    Developmental stages of pregnancy from prenatal to postnatal
    Image by Freepik

    Several risk factors can increase the odds. While some are avoidable, many are the result of hereditary influences.

    • Genetic Factors:  Many developmental disabilities have a genetic component, meaning they can be passed down from parents to children. Genetic mutations, chromosomal abnormalities, and inherited conditions can increase the risk of developmental disabilities.
    • Prenatal Factors:  Certain pre-birth factors, such as maternal infections, exposure to toxins, substance abuse, and inadequate prenatal care, can increase the risk of developmental disabilities. One of the most commonly known of this type is fetal alcohol disorder.
    • Perinatal Factors:  Complications during childbirth, premature birth, low birth weight, and oxygen deprivation can contribute to developmental disabilities.
    • Postnatal Factors:  Environmental factors, such as exposure to lead or other toxins, traumatic brain injuries, and infections during infancy or early childhood, can also impact development.

    What Training Can Help Children with Developmental Disabilities Thrive?

    The specialization of left brain vs right brain functions
    Image by Freepik

    Children with developmental disabilities still have a great capacity for learning and growth, they just typically require different teaching methods and extra attention.

    • Early Intervention Services:  Early intervention programs provide support and services to infants and toddlers with developmental delays or disabilities. These services may include physical therapy, occupational therapy, speech therapy, and developmental screenings.
    • Special Education Programs:  Individualized Education Programs (IEPs) are tailored plans designed to meet the unique needs of students with disabilities. These programs may include accommodations, modifications, and specialized instruction to support academic, social, and emotional growth.
    • Applied Behavior Analysis:  ABA is a therapeutic approach that focuses on improving specific behaviors through positive reinforcement and systematic intervention. It is commonly used to address behavioral challenges associated with developmental disabilities, such as communication difficulties and social skills deficits.
    • Parent Training and Support:  Providing parents and caregivers with training, resources, and support can empower them to better advocate for their child and implement effective strategies at home. Parent support groups, workshops, and online resources can offer valuable guidance and encouragement.
    • Educational SupportEducation Assistants and Early Childhood Assistants often provide invaluable support when ensuring inclusion for children who require additional assistance or have special educational needs.


    Developmental disabilities present unique challenges, but with awareness, understanding, and support, individuals with developmental disabilities can lead fulfilling and meaningful lives. By addressing common questions, advocating for inclusive policies, and promoting access to resources and services, we can create a more inclusive and supportive society for everyone.
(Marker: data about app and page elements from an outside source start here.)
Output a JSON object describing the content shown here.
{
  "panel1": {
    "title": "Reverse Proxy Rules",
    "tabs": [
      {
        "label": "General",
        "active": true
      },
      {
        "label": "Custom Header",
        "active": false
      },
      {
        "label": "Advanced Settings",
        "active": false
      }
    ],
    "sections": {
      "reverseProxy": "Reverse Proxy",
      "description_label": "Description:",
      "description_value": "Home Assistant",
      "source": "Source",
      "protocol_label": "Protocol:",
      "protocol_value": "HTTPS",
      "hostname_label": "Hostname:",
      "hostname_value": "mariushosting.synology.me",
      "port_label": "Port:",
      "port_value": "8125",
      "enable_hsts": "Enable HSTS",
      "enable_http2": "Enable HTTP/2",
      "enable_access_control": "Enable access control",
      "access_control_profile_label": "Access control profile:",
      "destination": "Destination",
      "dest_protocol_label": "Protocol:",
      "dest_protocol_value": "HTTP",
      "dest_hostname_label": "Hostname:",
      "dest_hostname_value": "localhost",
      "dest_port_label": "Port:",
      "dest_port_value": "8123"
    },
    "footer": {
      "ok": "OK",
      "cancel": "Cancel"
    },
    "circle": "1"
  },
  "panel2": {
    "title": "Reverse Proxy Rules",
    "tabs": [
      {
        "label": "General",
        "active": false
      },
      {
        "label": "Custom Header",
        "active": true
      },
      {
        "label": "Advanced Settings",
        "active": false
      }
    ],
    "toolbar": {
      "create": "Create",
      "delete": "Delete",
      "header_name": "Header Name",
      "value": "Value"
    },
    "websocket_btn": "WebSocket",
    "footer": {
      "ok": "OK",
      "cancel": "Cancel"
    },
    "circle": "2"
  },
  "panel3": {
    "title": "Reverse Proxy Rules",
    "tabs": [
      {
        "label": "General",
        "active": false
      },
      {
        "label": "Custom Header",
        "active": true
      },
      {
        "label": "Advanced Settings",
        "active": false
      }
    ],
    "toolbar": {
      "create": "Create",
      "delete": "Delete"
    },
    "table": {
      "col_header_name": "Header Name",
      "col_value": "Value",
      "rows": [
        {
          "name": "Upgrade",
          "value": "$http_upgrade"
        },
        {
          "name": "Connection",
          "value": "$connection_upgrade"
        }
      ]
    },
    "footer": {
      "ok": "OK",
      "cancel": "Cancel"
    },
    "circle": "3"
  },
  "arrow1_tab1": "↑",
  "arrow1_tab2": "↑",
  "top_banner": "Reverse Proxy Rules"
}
    If you want to make a profound difference in the formative years for children with unique educational needs, ABM College offers two diploma programs with comprehensive training and extensive hands-on experience during practicum. Our popular online Education Assistant Diploma is available for students across Canada for those who enjoy the flexibility of online learning. For those in the Toronto area who prefer a traditional classroom-based experience, we offer on-site Early Childhood Assistant Diploma at Toronto Campus which adheres to the most recent NACC guidelines.

    Contact us today to learn more, and you can check out more exciting industry blogs right here.
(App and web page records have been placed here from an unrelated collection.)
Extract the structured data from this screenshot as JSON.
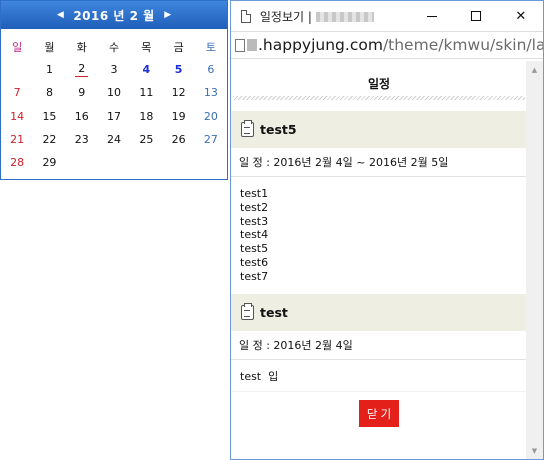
{
  "calendar": {
    "prev_icon": "◀",
    "next_icon": "▶",
    "title": "2016 년 2 월",
    "weekdays": [
      "일",
      "월",
      "화",
      "수",
      "목",
      "금",
      "토"
    ],
    "weeks": [
      [
        "",
        "1",
        "2",
        "3",
        "4",
        "5",
        "6"
      ],
      [
        "7",
        "8",
        "9",
        "10",
        "11",
        "12",
        "13"
      ],
      [
        "14",
        "15",
        "16",
        "17",
        "18",
        "19",
        "20"
      ],
      [
        "21",
        "22",
        "23",
        "24",
        "25",
        "26",
        "27"
      ],
      [
        "28",
        "29",
        "",
        "",
        "",
        "",
        ""
      ]
    ],
    "today": "2",
    "event_days": [
      "4",
      "5"
    ],
    "colors": {
      "header": "#2f6fc8",
      "sunday": "#d0202a",
      "saturday": "#3a6fb4",
      "event_day": "#1a2fd6"
    }
  },
  "window": {
    "title": "일정보기 |",
    "minimize_icon": "minimize-icon",
    "maximize_icon": "maximize-icon",
    "close_icon": "✕",
    "address_host": ".happyjung.com",
    "address_path": "/theme/kmwu/skin/lat"
  },
  "schedule": {
    "header": "일정",
    "events": [
      {
        "title": "test5",
        "date": "일 정 : 2016년 2월 4일 ~ 2016년 2월 5일",
        "lines": [
          "test1",
          "test2",
          "test3",
          "test4",
          "test5",
          "test6",
          "test7"
        ]
      },
      {
        "title": "test",
        "date": "일 정 : 2016년 2월 4일",
        "lines": [
          "test  입"
        ]
      }
    ],
    "close_label": "닫 기",
    "close_color": "#e4201a",
    "event_bg": "#eeeee3"
  }
}
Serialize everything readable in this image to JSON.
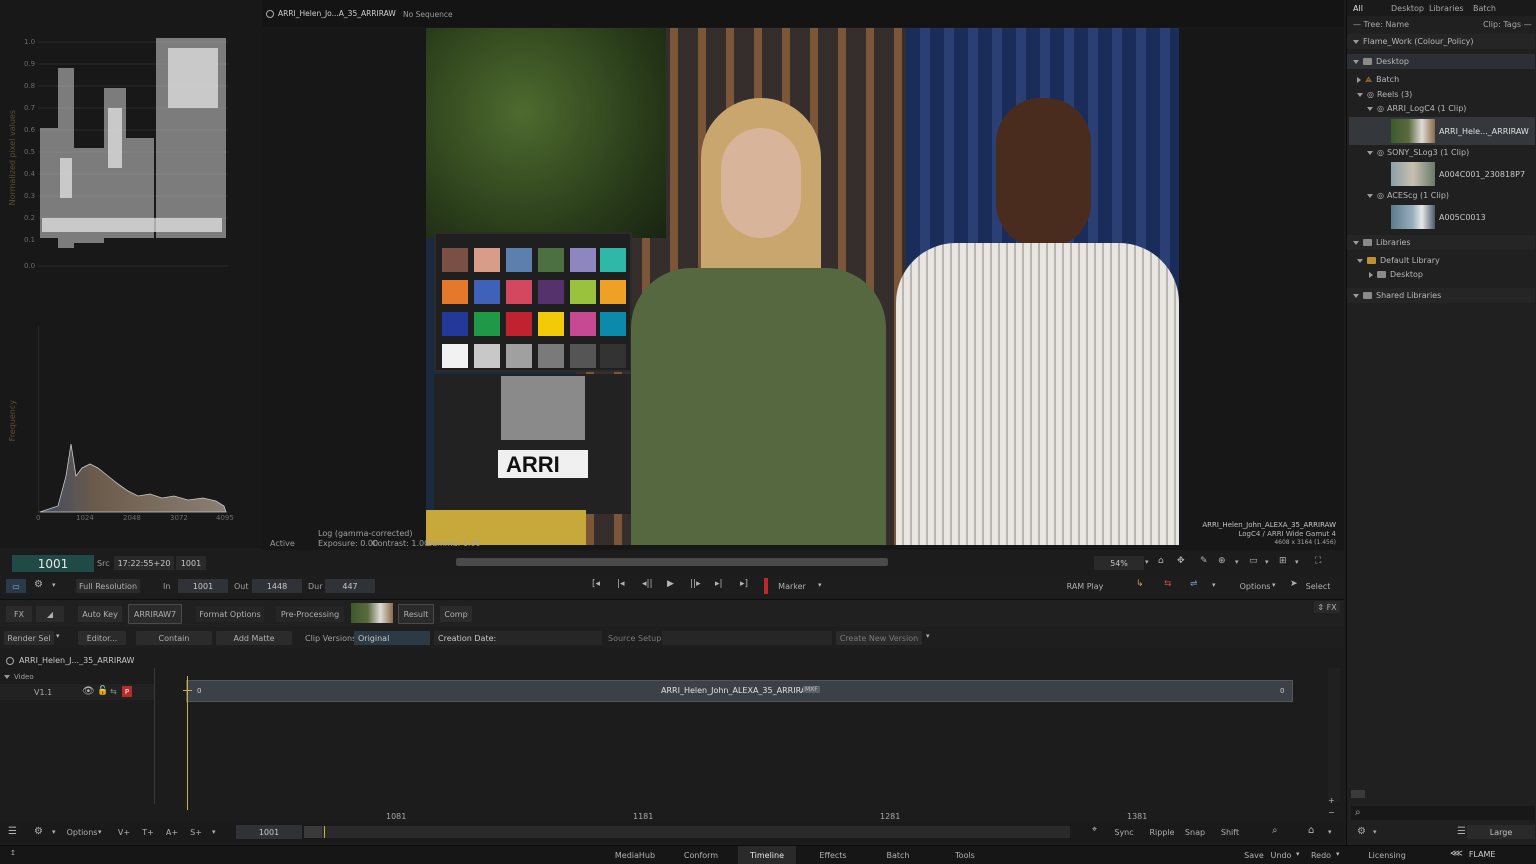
{
  "scopes": {
    "waveform_ylabel": "Normalized pixel values",
    "waveform_ticks": [
      "1.0",
      "0.9",
      "0.8",
      "0.7",
      "0.6",
      "0.5",
      "0.4",
      "0.3",
      "0.2",
      "0.1",
      "0.0"
    ],
    "histogram_ylabel": "Frequency",
    "histogram_ticks": [
      "0",
      "1024",
      "2048",
      "3072",
      "4095"
    ]
  },
  "viewer": {
    "clip_tab": "ARRI_Helen_Jo...A_35_ARRIRAW",
    "sequence_tab": "No Sequence",
    "status_active": "Active",
    "curve_mode": "Log (gamma-corrected)",
    "exposure": "Exposure: 0.00",
    "contrast": "Contrast: 1.00",
    "gamma": "Gamma: 1.00",
    "overlay_name": "ARRI_Helen_John_ALEXA_35_ARRIRAW",
    "overlay_color": "LogC4 / ARRI Wide Gamut 4",
    "overlay_res": "4608 x 3164 (1.456)"
  },
  "media_panel": {
    "tabs": [
      "All",
      "Desktop",
      "Libraries",
      "Batch"
    ],
    "tree_label": "— Tree: Name",
    "clip_label": "Clip: Tags —",
    "project": "Flame_Work (Colour_Policy)",
    "desktop": "Desktop",
    "batch": "Batch",
    "reels": "Reels (3)",
    "reel1": "ARRI_LogC4 (1 Clip)",
    "clip1": "ARRI_Hele..._ARRIRAW",
    "reel2": "SONY_SLog3 (1 Clip)",
    "clip2": "A004C001_230818P7",
    "reel3": "ACEScg (1 Clip)",
    "clip3": "A005C0013",
    "libraries": "Libraries",
    "default_library": "Default Library",
    "lib_desktop": "Desktop",
    "shared_libraries": "Shared Libraries",
    "size_label": "Large"
  },
  "timecode": {
    "frame": "1001",
    "src_label": "Src",
    "src_tc": "17:22:55+20",
    "src_frame": "1001",
    "zoom": "54%"
  },
  "transport": {
    "full_resolution": "Full Resolution",
    "in_label": "In",
    "in_value": "1001",
    "out_label": "Out",
    "out_value": "1448",
    "dur_label": "Dur",
    "dur_value": "447",
    "marker": "Marker",
    "ram_play": "RAM Play",
    "options": "Options",
    "select": "Select"
  },
  "fx_bar": {
    "fx": "FX",
    "auto_key": "Auto Key",
    "arriraw": "ARRIRAW7",
    "format_options": "Format Options",
    "pre_processing": "Pre-Processing",
    "result": "Result",
    "comp": "Comp",
    "fx_right": "⇕ FX"
  },
  "settings_bar": {
    "render_sel": "Render Sel",
    "editor": "Editor...",
    "contain": "Contain",
    "add_matte": "Add Matte",
    "clip_versions": "Clip Versions",
    "original": "Original",
    "creation_date": "Creation Date:",
    "source_setup": "Source Setup",
    "create_new_version": "Create New Version"
  },
  "timeline": {
    "clip_title": "ARRI_Helen_J..._35_ARRIRAW",
    "video_label": "Video",
    "track": "V1.1",
    "track_tag": "P",
    "segment_name": "ARRI_Helen_John_ALEXA_35_ARRIRAW",
    "segment_badge": "MXF",
    "segment_start": "0",
    "segment_end": "0",
    "ruler": [
      "1081",
      "1181",
      "1281",
      "1381"
    ]
  },
  "bottom_toolbar": {
    "options": "Options",
    "v_plus": "V+",
    "t_plus": "T+",
    "a_plus": "A+",
    "s_plus": "S+",
    "frame": "1001",
    "sync": "Sync",
    "ripple": "Ripple",
    "snap": "Snap",
    "shift": "Shift"
  },
  "bottom_tabs": {
    "mediahub": "MediaHub",
    "conform": "Conform",
    "timeline": "Timeline",
    "effects": "Effects",
    "batch": "Batch",
    "tools": "Tools",
    "save": "Save",
    "undo": "Undo",
    "redo": "Redo",
    "licensing": "Licensing",
    "flame": "FLAME"
  },
  "colors": {
    "accent_green": "#1f4a45",
    "track_red": "#b82b2b",
    "playhead": "#c9b43a"
  }
}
    A student writing on their notebook.

    Free College
    Information Kit

    Get started on the road to becoming an ABM College graduate today with our free information kit. In it, you will learn about all of the exciting programs we offer, our philosophy, information about our campuses, and lots more.

    Note: For students requiring a study permit, please see our International Students form here.

    Thank you! Your submission has been received!
    Oops! Something went wrong while submitting the form.